Note that a criminal record is a record consisting of one or more criminal convictions but a criminal conviction is not necessarily a criminal record. This matters because if you ask an applicant whether they have a “criminal record,” you will receive one of two responses:
Note that unless being criminally fingerprinted by the police is a routine occurrence in an individual’s life, people typically remember the experience very clearly. So, upon probing further by asking: “Were you fingerprinted by the police?,” if the answer is “No,” then the lack of a conviction in the National Repository is explained.
So, using the two scenarios I described at the beginning, let’s examine some possibilities.
The applicant convicted for refusal to provide a breath sample was stopped at a roadside and was read a demand to provide breath samples. The individual refused to comply with the demand and his car was impounded thus preventing continuation of the offence. The police were able to confirm his identity so there were no other grounds to arrest the individual or hold him for court. He was issued with an appearance notice with a court date to answer to the charge and this form may stipulate a requirement to be fingerprinted. It is up to the police to make this stipulation and to enforce it.
The employee who was subject to historical media reporting for having been convicted of indecent acts committed those offences in the 1990’s. At that time, indecent act was a summary conviction offence and was not one for which police had authority to fingerprint.
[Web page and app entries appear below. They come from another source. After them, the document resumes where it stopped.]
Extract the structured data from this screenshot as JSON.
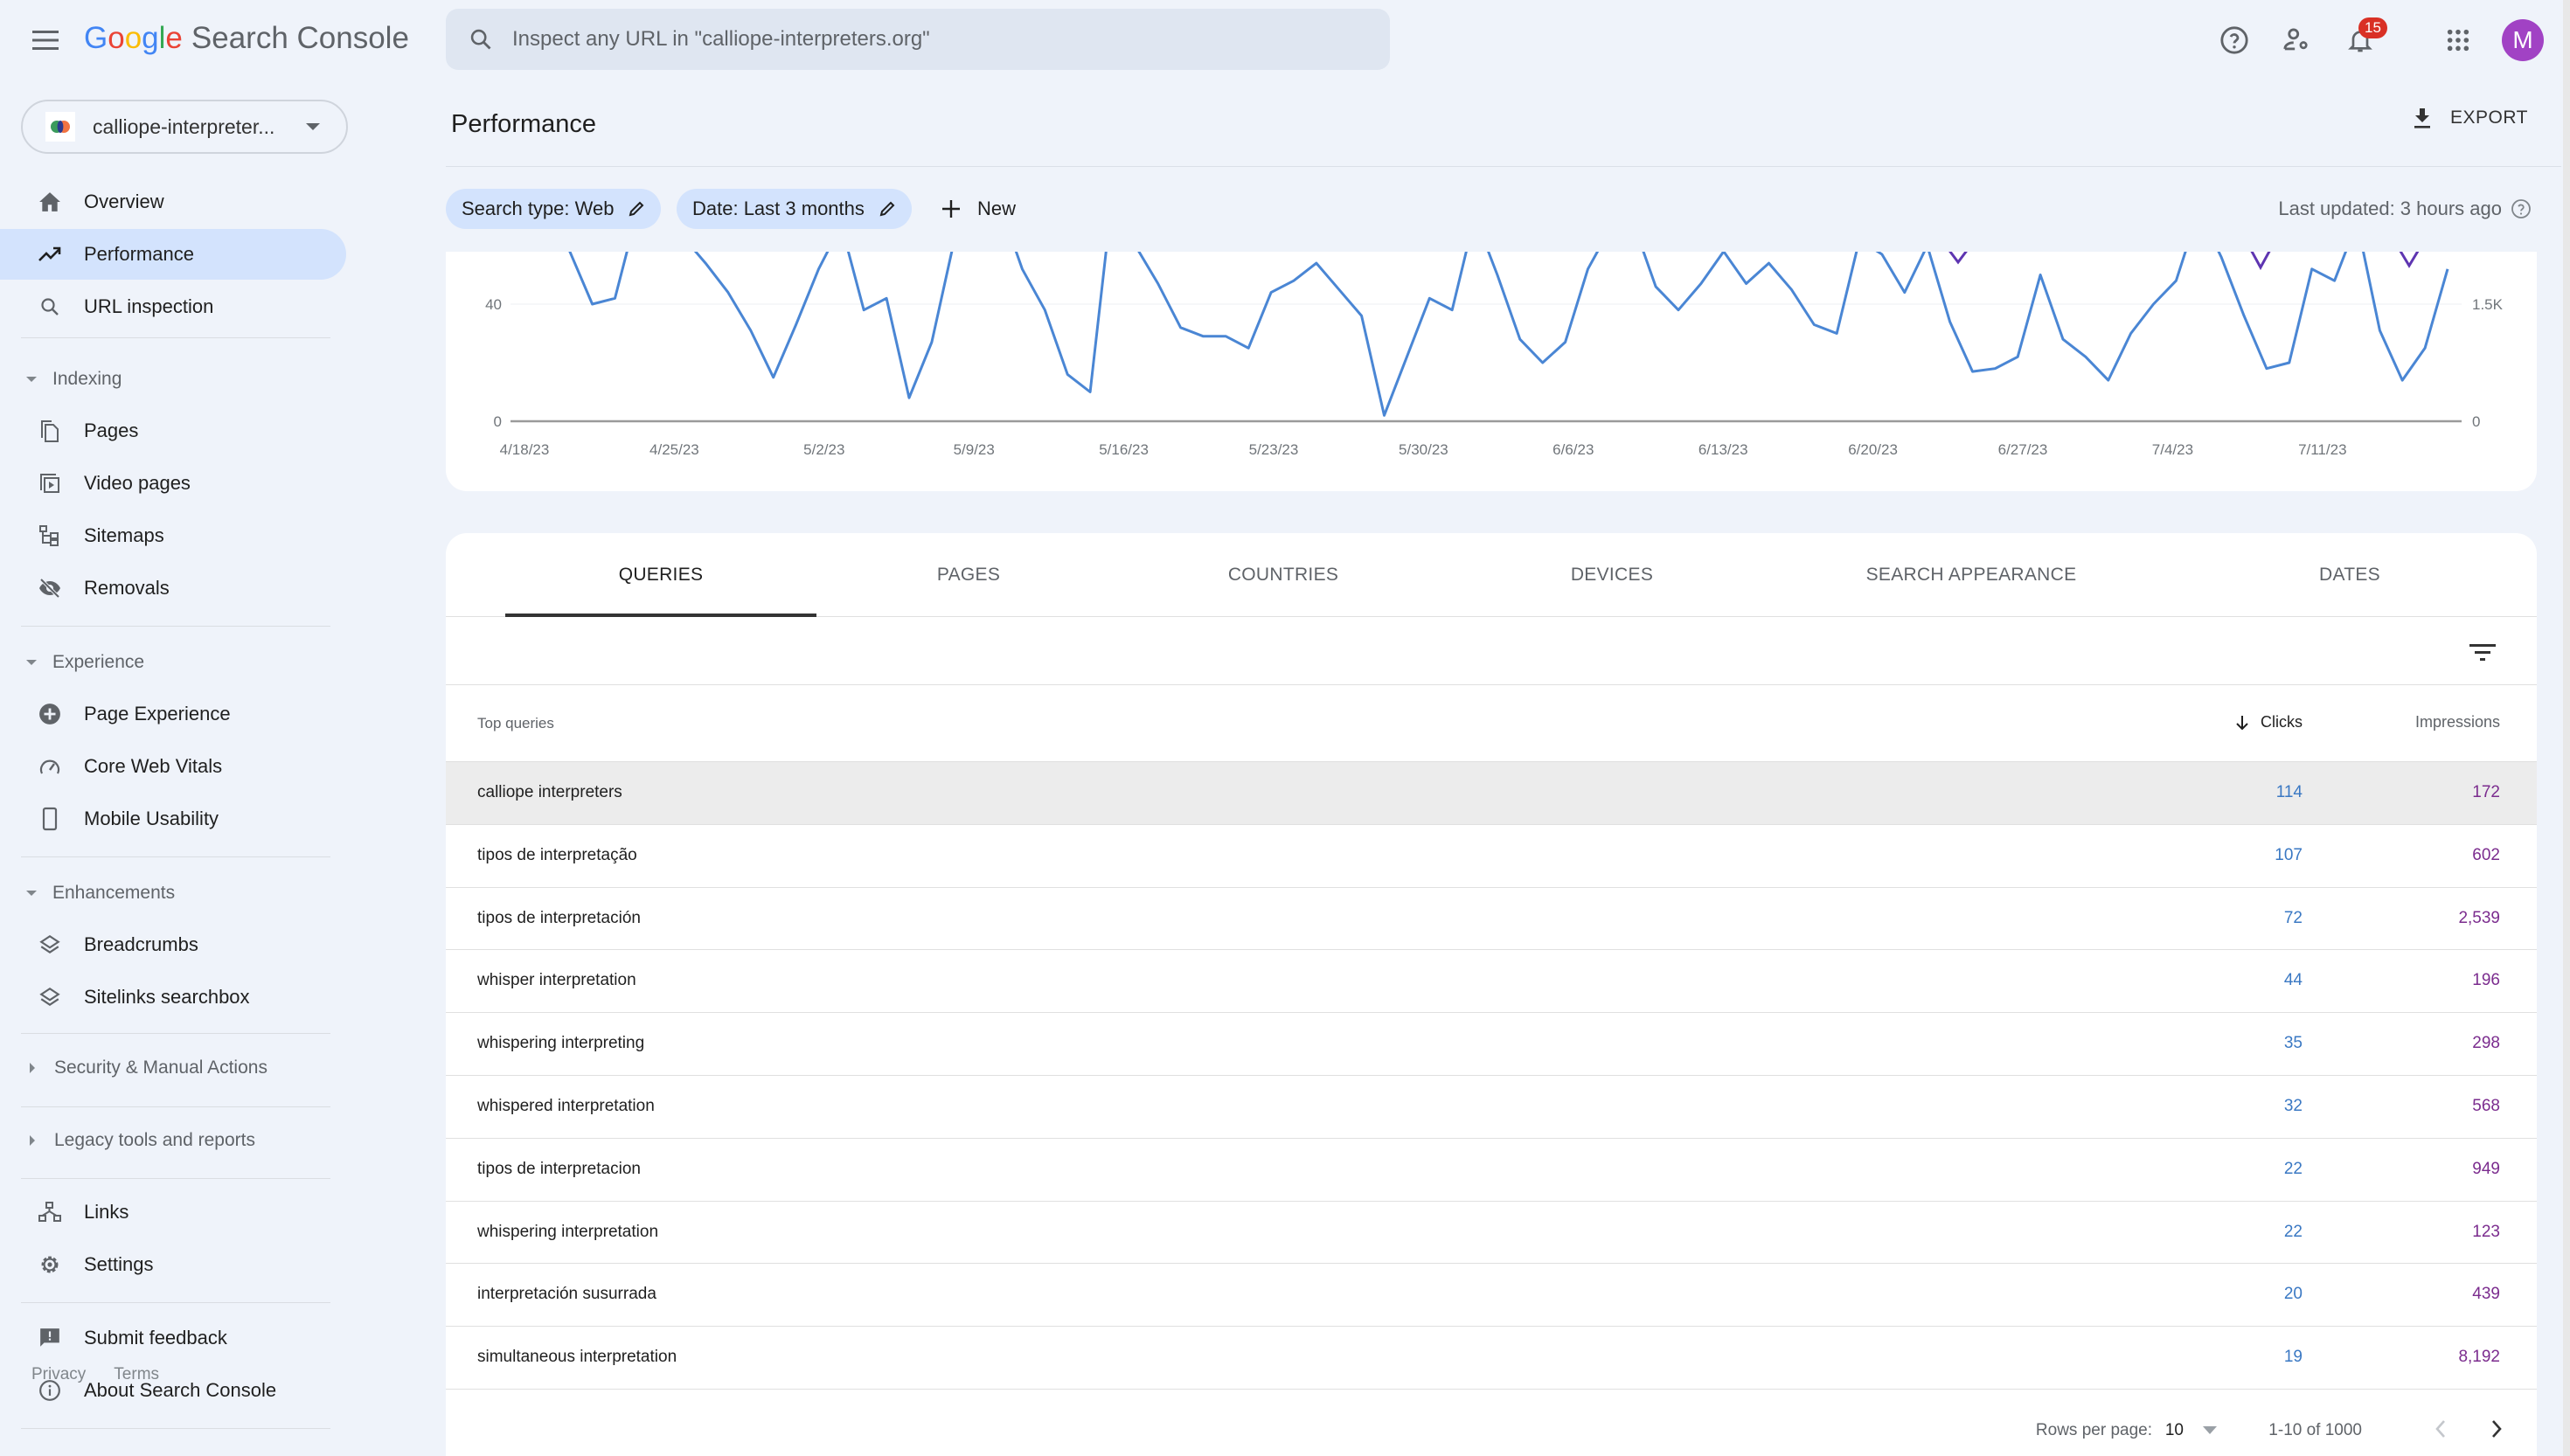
{
  "app": {
    "logo_google": [
      "G",
      "o",
      "o",
      "g",
      "l",
      "e"
    ],
    "logo_google_colors": [
      "#4285f4",
      "#ea4335",
      "#fbbc05",
      "#4285f4",
      "#34a853",
      "#ea4335"
    ],
    "logo_product": "Search Console"
  },
  "search": {
    "placeholder": "Inspect any URL in \"calliope-interpreters.org\"",
    "value": ""
  },
  "topbar": {
    "notifications_count": "15",
    "avatar_initial": "M",
    "avatar_color": "#a142c4"
  },
  "property": {
    "name": "calliope-interpreter..."
  },
  "sidebar": {
    "primary": [
      {
        "label": "Overview",
        "icon": "home-icon"
      },
      {
        "label": "Performance",
        "icon": "trending-up-icon",
        "active": true
      },
      {
        "label": "URL inspection",
        "icon": "search-icon"
      }
    ],
    "sections": [
      {
        "title": "Indexing",
        "expanded": true,
        "items": [
          {
            "label": "Pages",
            "icon": "pages-icon"
          },
          {
            "label": "Video pages",
            "icon": "video-pages-icon"
          },
          {
            "label": "Sitemaps",
            "icon": "sitemap-icon"
          },
          {
            "label": "Removals",
            "icon": "visibility-off-icon"
          }
        ]
      },
      {
        "title": "Experience",
        "expanded": true,
        "items": [
          {
            "label": "Page Experience",
            "icon": "plus-circle-icon"
          },
          {
            "label": "Core Web Vitals",
            "icon": "speed-gauge-icon"
          },
          {
            "label": "Mobile Usability",
            "icon": "smartphone-icon"
          }
        ]
      },
      {
        "title": "Enhancements",
        "expanded": true,
        "items": [
          {
            "label": "Breadcrumbs",
            "icon": "layers-icon"
          },
          {
            "label": "Sitelinks searchbox",
            "icon": "layers-icon"
          }
        ]
      },
      {
        "title": "Security & Manual Actions",
        "expanded": false,
        "items": []
      },
      {
        "title": "Legacy tools and reports",
        "expanded": false,
        "items": []
      }
    ],
    "bottom": [
      {
        "label": "Links",
        "icon": "links-icon"
      },
      {
        "label": "Settings",
        "icon": "gear-icon"
      },
      {
        "label": "Submit feedback",
        "icon": "feedback-icon"
      },
      {
        "label": "About Search Console",
        "icon": "info-icon"
      }
    ],
    "footer": {
      "privacy": "Privacy",
      "terms": "Terms"
    }
  },
  "main": {
    "title": "Performance",
    "export_label": "EXPORT",
    "filters": [
      {
        "label": "Search type: Web"
      },
      {
        "label": "Date: Last 3 months"
      }
    ],
    "new_label": "New",
    "last_updated": "Last updated: 3 hours ago"
  },
  "chart_data": {
    "type": "line",
    "title": "",
    "x_tick_labels": [
      "4/18/23",
      "4/25/23",
      "5/2/23",
      "5/9/23",
      "5/16/23",
      "5/23/23",
      "5/30/23",
      "6/6/23",
      "6/13/23",
      "6/20/23",
      "6/27/23",
      "7/4/23",
      "7/11/23"
    ],
    "left_axis": {
      "ticks": [
        "0",
        "40"
      ],
      "ylim": [
        0,
        80
      ],
      "series": "Clicks"
    },
    "right_axis": {
      "ticks": [
        "0",
        "1.5K"
      ],
      "ylim": [
        0,
        3000
      ],
      "series": "Impressions"
    },
    "grid": true,
    "series": [
      {
        "name": "Clicks",
        "color": "#4a86d4",
        "axis": "left",
        "values": [
          78,
          70,
          58,
          40,
          42,
          72,
          64,
          63,
          54,
          44,
          31,
          15,
          33,
          52,
          67,
          38,
          42,
          8,
          27,
          62,
          74,
          74,
          52,
          38,
          16,
          10,
          78,
          60,
          47,
          32,
          29,
          29,
          25,
          44,
          48,
          54,
          45,
          36,
          2,
          22,
          42,
          38,
          70,
          50,
          28,
          20,
          27,
          52,
          66,
          68,
          46,
          38,
          47,
          58,
          47,
          54,
          45,
          33,
          30,
          62,
          57,
          44,
          60,
          34,
          17,
          18,
          22,
          50,
          28,
          22,
          14,
          30,
          40,
          48,
          72,
          56,
          36,
          18,
          20,
          52,
          48,
          68,
          31,
          14,
          25,
          52
        ],
        "note": "approximate values; top of chart clipped (scrolled)"
      },
      {
        "name": "Impressions",
        "color": "#5e35b1",
        "axis": "right",
        "values": [],
        "note": "only partial visible peaks near top; mostly clipped"
      }
    ]
  },
  "table": {
    "tabs": [
      "QUERIES",
      "PAGES",
      "COUNTRIES",
      "DEVICES",
      "SEARCH APPEARANCE",
      "DATES"
    ],
    "active_tab": "QUERIES",
    "columns": {
      "query": "Top queries",
      "clicks": "Clicks",
      "impressions": "Impressions"
    },
    "rows": [
      {
        "query": "calliope interpreters",
        "clicks": "114",
        "impressions": "172"
      },
      {
        "query": "tipos de interpretação",
        "clicks": "107",
        "impressions": "602"
      },
      {
        "query": "tipos de interpretación",
        "clicks": "72",
        "impressions": "2,539"
      },
      {
        "query": "whisper interpretation",
        "clicks": "44",
        "impressions": "196"
      },
      {
        "query": "whispering interpreting",
        "clicks": "35",
        "impressions": "298"
      },
      {
        "query": "whispered interpretation",
        "clicks": "32",
        "impressions": "568"
      },
      {
        "query": "tipos de interpretacion",
        "clicks": "22",
        "impressions": "949"
      },
      {
        "query": "whispering interpretation",
        "clicks": "22",
        "impressions": "123"
      },
      {
        "query": "interpretación susurrada",
        "clicks": "20",
        "impressions": "439"
      },
      {
        "query": "simultaneous interpretation",
        "clicks": "19",
        "impressions": "8,192"
      }
    ],
    "pagination": {
      "rows_per_page_label": "Rows per page:",
      "rows_per_page": "10",
      "range": "1-10 of 1000"
    }
  }
}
In this case, the employee had a criminal conviction but not a criminal record. Any records associated to that conviction reside at the local police level and may or may not be discoverable through a screening process – whether through a third party or even directly with the police service that investigated the offences. Given the passage of time and varying records retention practices, the case file associated to conviction could well be destroyed.
Sterling Backcheck’s clients benefit from many differentiators. An important one is our ability to assist clients with these vexing and unusual scenarios when they occur. We provide sound analyses based on real-world expertise giving our clients confidence that they have a trusted advisor working for them. To find out more about our expertise in criminal background checks and compliance, download a copy of our eBook, Background Screening 101.
This publication is for informational purposes only and nothing contained in it should be construed as legal advice. We expressly disclaim any warranty or responsibility for damages arising out this information. We encourage you to consult with legal counsel regarding your specific needs. We do not undertake any duty to update previously posted materials.